*EXERCISE GOAL*:
Each line in the entries that has the word "Enter" has to be copied.

[Component data from apps and pages]
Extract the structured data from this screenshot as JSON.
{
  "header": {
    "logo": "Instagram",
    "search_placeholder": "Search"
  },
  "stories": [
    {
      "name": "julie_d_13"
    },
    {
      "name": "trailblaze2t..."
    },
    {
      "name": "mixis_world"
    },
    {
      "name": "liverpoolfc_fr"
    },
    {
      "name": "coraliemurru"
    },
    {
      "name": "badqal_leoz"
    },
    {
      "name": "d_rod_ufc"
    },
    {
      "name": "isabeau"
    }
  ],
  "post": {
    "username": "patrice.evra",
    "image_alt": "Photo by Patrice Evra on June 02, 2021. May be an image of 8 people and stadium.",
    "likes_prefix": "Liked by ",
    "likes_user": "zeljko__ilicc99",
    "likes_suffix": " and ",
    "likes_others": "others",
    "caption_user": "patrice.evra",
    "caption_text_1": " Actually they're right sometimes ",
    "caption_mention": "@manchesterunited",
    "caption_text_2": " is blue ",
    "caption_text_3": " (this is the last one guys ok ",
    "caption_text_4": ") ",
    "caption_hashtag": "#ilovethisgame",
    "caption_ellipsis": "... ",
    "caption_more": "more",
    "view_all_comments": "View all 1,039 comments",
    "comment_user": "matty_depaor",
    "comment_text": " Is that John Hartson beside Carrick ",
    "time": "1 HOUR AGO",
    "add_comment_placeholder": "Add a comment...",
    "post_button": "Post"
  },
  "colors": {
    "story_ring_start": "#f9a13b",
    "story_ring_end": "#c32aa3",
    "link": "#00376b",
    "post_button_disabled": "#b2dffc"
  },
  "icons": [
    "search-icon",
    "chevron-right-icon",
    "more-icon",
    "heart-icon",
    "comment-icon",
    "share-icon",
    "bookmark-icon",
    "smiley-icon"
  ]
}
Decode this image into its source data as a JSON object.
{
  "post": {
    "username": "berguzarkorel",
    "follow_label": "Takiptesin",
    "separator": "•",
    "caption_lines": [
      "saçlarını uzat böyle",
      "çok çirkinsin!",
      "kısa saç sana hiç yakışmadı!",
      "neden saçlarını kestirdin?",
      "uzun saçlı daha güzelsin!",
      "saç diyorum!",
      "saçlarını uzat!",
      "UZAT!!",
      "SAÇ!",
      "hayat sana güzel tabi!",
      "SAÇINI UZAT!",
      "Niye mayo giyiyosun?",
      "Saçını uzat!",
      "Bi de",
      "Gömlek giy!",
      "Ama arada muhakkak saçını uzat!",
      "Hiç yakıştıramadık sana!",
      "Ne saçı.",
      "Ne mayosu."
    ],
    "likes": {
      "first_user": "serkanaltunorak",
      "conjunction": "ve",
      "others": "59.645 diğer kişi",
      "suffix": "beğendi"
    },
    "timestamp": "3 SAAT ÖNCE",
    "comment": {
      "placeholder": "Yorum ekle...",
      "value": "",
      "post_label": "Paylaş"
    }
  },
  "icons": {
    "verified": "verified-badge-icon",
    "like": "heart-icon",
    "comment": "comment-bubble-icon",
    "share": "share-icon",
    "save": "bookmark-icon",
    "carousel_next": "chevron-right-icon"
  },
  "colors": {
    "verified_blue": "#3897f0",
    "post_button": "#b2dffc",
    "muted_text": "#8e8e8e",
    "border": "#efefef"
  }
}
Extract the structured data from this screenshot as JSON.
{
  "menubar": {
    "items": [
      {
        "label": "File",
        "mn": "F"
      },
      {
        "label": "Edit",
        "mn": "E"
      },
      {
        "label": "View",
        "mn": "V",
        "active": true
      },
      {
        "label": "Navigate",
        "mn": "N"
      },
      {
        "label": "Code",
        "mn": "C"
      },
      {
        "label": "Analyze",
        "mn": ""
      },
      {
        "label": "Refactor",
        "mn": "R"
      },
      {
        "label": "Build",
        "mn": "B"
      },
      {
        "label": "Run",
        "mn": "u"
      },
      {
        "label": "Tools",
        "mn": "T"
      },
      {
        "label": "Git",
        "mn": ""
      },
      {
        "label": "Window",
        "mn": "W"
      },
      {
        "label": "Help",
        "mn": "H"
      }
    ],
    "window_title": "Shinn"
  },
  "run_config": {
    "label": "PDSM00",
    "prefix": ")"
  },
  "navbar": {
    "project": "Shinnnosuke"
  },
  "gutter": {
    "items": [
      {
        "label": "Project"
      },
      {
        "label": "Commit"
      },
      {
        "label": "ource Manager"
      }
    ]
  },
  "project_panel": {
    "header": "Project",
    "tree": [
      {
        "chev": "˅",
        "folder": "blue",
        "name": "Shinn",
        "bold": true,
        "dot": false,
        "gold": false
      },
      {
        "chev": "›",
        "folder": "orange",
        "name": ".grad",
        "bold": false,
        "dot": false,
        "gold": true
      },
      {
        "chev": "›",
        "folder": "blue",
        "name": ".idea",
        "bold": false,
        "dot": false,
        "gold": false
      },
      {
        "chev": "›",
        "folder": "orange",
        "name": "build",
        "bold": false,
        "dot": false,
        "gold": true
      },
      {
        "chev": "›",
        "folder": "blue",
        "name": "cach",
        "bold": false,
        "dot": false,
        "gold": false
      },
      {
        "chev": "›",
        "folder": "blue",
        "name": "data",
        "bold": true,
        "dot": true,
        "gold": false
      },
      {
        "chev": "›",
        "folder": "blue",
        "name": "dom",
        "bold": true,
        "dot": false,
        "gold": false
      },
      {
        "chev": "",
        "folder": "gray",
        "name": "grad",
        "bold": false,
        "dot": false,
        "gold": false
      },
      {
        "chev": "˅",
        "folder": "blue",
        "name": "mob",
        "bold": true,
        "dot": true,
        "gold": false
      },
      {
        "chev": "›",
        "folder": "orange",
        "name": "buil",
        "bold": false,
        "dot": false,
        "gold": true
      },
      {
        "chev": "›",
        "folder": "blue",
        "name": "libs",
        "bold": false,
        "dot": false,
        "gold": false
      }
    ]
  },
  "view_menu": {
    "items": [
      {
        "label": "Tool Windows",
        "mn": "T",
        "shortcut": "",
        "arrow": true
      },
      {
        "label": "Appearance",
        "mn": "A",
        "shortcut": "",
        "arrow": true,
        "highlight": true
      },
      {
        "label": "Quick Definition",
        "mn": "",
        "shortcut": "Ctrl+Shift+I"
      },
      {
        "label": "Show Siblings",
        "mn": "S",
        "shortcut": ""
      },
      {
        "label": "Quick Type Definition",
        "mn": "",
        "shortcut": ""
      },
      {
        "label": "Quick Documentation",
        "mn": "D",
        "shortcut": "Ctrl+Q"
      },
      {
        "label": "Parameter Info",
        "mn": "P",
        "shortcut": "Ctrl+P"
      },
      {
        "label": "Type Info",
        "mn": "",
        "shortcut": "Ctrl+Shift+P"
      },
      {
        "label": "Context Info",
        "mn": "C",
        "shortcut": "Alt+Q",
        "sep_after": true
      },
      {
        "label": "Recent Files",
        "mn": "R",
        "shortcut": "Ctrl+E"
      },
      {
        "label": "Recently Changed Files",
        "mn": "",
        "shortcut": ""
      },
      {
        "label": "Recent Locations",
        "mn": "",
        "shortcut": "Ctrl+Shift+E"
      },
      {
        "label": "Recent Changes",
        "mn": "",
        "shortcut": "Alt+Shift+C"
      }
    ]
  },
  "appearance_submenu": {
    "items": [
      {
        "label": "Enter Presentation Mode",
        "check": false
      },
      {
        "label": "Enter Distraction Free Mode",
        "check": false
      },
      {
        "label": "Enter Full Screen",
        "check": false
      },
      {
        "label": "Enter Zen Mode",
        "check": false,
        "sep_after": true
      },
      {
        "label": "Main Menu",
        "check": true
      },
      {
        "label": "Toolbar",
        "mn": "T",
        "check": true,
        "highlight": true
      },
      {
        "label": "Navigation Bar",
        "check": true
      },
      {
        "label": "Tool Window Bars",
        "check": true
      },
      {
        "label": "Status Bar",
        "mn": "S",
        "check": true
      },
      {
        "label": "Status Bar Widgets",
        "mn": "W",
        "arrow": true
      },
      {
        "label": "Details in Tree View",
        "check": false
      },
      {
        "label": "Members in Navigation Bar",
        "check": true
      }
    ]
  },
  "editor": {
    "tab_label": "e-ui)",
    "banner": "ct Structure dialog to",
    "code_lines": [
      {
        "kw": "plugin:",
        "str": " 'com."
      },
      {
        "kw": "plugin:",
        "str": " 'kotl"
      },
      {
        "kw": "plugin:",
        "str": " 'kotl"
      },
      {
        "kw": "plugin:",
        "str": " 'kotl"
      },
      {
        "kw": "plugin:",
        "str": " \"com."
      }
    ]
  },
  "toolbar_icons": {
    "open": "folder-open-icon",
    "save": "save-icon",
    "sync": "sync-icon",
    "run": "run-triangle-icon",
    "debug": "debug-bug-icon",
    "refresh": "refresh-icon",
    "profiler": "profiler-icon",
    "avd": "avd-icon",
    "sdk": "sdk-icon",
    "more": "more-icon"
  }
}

*REPLY TO THE TASK*:
        "label": "Enter Presentation Mode",
        "label": "Enter Distraction Free Mode",
        "label": "Enter Full Screen",
        "label": "Enter Zen Mode",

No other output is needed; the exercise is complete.